Unlike most comic book props of the era, this unique aircraft was realised in some detail, including a cutaway and large scale model (not pictured here) for use in the studio to develop the illustration panels. Below is the cutaway:
It’s worth stating at this point no swing wing supersonic bizjet has been built, not are any likely to be created. Despite the remarkable technical innovation, part of the fascination with the Carreidas 160 is that it is believable. There are few technical issues that would (as far as we know) rule it out from working, though wind tunnel experimentation might in reality be required. The neat third engine instillation, for instance might be an issue for airflow (and certainly for servicing) and again, as far as I know such an intake set up hasn’t ever been built.
There are many other neat details; the company insignia and logotype is very convincing for the ‘bright future’ of an established aerospace business of the sixties, and is a riff on the ‘four aces’ “carré d’as” name. It’s assumed that Carreidas is French, possibly Belgian, but oddly, the aircraft is registered in the United Kingdom as ‘G-CATF’.
For Christmas this year I was given the Hergé museum’s Tintin 90th celebration book (above) which features a watercolour printed proof of one panel from the story.
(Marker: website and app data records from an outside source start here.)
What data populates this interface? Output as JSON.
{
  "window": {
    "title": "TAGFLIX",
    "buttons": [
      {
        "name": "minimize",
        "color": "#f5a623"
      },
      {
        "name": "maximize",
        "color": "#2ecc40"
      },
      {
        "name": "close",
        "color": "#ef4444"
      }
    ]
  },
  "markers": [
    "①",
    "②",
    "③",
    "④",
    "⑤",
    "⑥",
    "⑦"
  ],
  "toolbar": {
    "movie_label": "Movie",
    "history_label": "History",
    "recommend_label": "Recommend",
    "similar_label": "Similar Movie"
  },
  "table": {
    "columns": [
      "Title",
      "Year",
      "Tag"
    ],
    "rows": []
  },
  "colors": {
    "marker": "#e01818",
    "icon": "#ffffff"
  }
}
But there’s more! In the late seventies, Swedish artist Bjorn Karlstrom produced a set of Biggles stories, one of which, ‘Biggles and the Sargasso Triangle’ briefly features a Carreidas 160, with a few minor changes, and ‘losing’ the third engine. Some details below:
Obviously we can see the art and illustration in the development of the Tintin (and Biggles) stories, design in the development of a realistic seeming aircraft. Then a good deal of social history in the sixties and seventies settings for the stories, including some pointed acid commentary on the nature of a major French aviation industrialist and designer. There’s more to the Carreidas 160 than first meets the eye.
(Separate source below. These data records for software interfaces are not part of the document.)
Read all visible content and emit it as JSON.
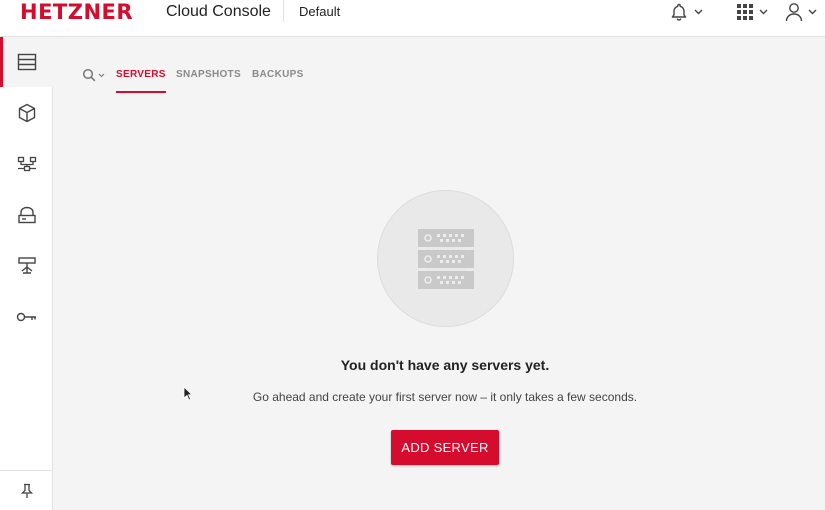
{
  "header": {
    "brand": "HETZNER",
    "app_title": "Cloud Console",
    "project": "Default"
  },
  "icons": {
    "notifications": "bell-icon",
    "apps": "grid-icon",
    "account": "user-icon"
  },
  "sidebar": {
    "items": [
      {
        "icon": "servers-icon",
        "active": true
      },
      {
        "icon": "cube-icon",
        "active": false
      },
      {
        "icon": "network-icon",
        "active": false
      },
      {
        "icon": "volume-icon",
        "active": false
      },
      {
        "icon": "load-balancer-icon",
        "active": false
      },
      {
        "icon": "key-icon",
        "active": false
      }
    ],
    "bottom_icon": "pin-icon"
  },
  "tabs": [
    {
      "label": "SERVERS",
      "active": true
    },
    {
      "label": "SNAPSHOTS",
      "active": false
    },
    {
      "label": "BACKUPS",
      "active": false
    }
  ],
  "empty_state": {
    "title": "You don't have any servers yet.",
    "description": "Go ahead and create your first server now – it only takes a few seconds.",
    "button_label": "ADD SERVER"
  },
  "colors": {
    "brand": "#d50c2d",
    "background": "#f4f4f4",
    "icon": "#555555"
  }
}
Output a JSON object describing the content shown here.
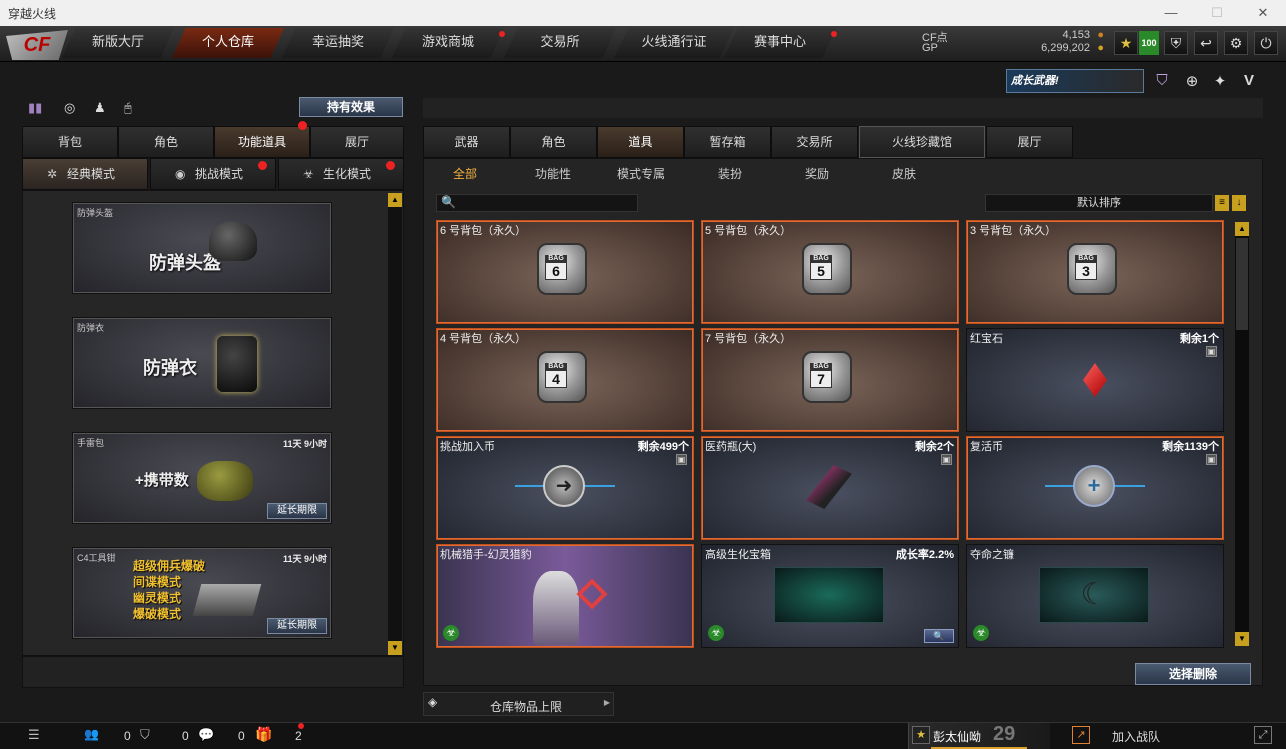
{
  "window": {
    "title": "穿越火线"
  },
  "nav": {
    "tabs": [
      "新版大厅",
      "个人仓库",
      "幸运抽奖",
      "游戏商城",
      "交易所",
      "火线通行证",
      "赛事中心"
    ],
    "active": 1
  },
  "currency": {
    "cf_label": "CF点",
    "cf_value": "4,153",
    "gp_label": "GP",
    "gp_value": "6,299,202",
    "level_badge": "100"
  },
  "promo": {
    "text": "成长武器!"
  },
  "left": {
    "effects_button": "持有效果",
    "tabs": [
      "背包",
      "角色",
      "功能道具",
      "展厅"
    ],
    "modes": [
      "经典模式",
      "挑战模式",
      "生化模式"
    ],
    "cards": [
      {
        "name": "防弹头盔",
        "big": "防弹头盔",
        "time": ""
      },
      {
        "name": "防弹衣",
        "big": "防弹衣",
        "time": ""
      },
      {
        "name": "手雷包",
        "big": "+携带数",
        "time": "11天 9小时",
        "button": "延长期限"
      },
      {
        "name": "C4工具钳",
        "big_lines": [
          "超级佣兵爆破",
          "间谍模式",
          "幽灵模式",
          "爆破模式"
        ],
        "time": "11天 9小时",
        "button": "延长期限"
      }
    ]
  },
  "main": {
    "tabs": [
      "武器",
      "角色",
      "道具",
      "暂存箱",
      "交易所",
      "火线珍藏馆",
      "展厅"
    ],
    "subtabs": [
      "全部",
      "功能性",
      "模式专属",
      "装扮",
      "奖励",
      "皮肤"
    ],
    "sort_label": "默认排序",
    "items": [
      {
        "name": "6 号背包（永久）",
        "bag": "6",
        "style": "brown"
      },
      {
        "name": "5 号背包（永久）",
        "bag": "5",
        "style": "brown"
      },
      {
        "name": "3 号背包（永久）",
        "bag": "3",
        "style": "brown"
      },
      {
        "name": "4 号背包（永久）",
        "bag": "4",
        "style": "brown"
      },
      {
        "name": "7 号背包（永久）",
        "bag": "7",
        "style": "brown"
      },
      {
        "name": "红宝石",
        "remain": "剩余1个",
        "style": "blue"
      },
      {
        "name": "挑战加入币",
        "remain": "剩余499个",
        "style": "blue"
      },
      {
        "name": "医药瓶(大)",
        "remain": "剩余2个",
        "style": "blue"
      },
      {
        "name": "复活币",
        "remain": "剩余1139个",
        "style": "blue"
      },
      {
        "name": "机械猎手-幻灵猎豹",
        "remain": "",
        "style": "purple"
      },
      {
        "name": "高级生化宝箱",
        "remain": "成长率2.2%",
        "style": "blue"
      },
      {
        "name": "夺命之镰",
        "remain": "",
        "style": "blue"
      }
    ],
    "bag_label": "BAG",
    "delete_button": "选择删除",
    "capacity_label": "仓库物品上限"
  },
  "status": {
    "count1": "0",
    "count2": "0",
    "count3": "0",
    "gift_count": "2",
    "player_name": "彭太仙呦",
    "level": "29",
    "join_battle": "加入战队"
  }
}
Thank you for joining us on this journey through some highlights of aviation illustration, art, and design in 2019! Please do have a browse through the previous posts.
James Kightly, Vintage Aero Writer.
* (I’ve not managed to complete a post a day before the end of the year, so I will be continuing to make backdated posts to fill those gaps until there’s a post for each day of 2019.)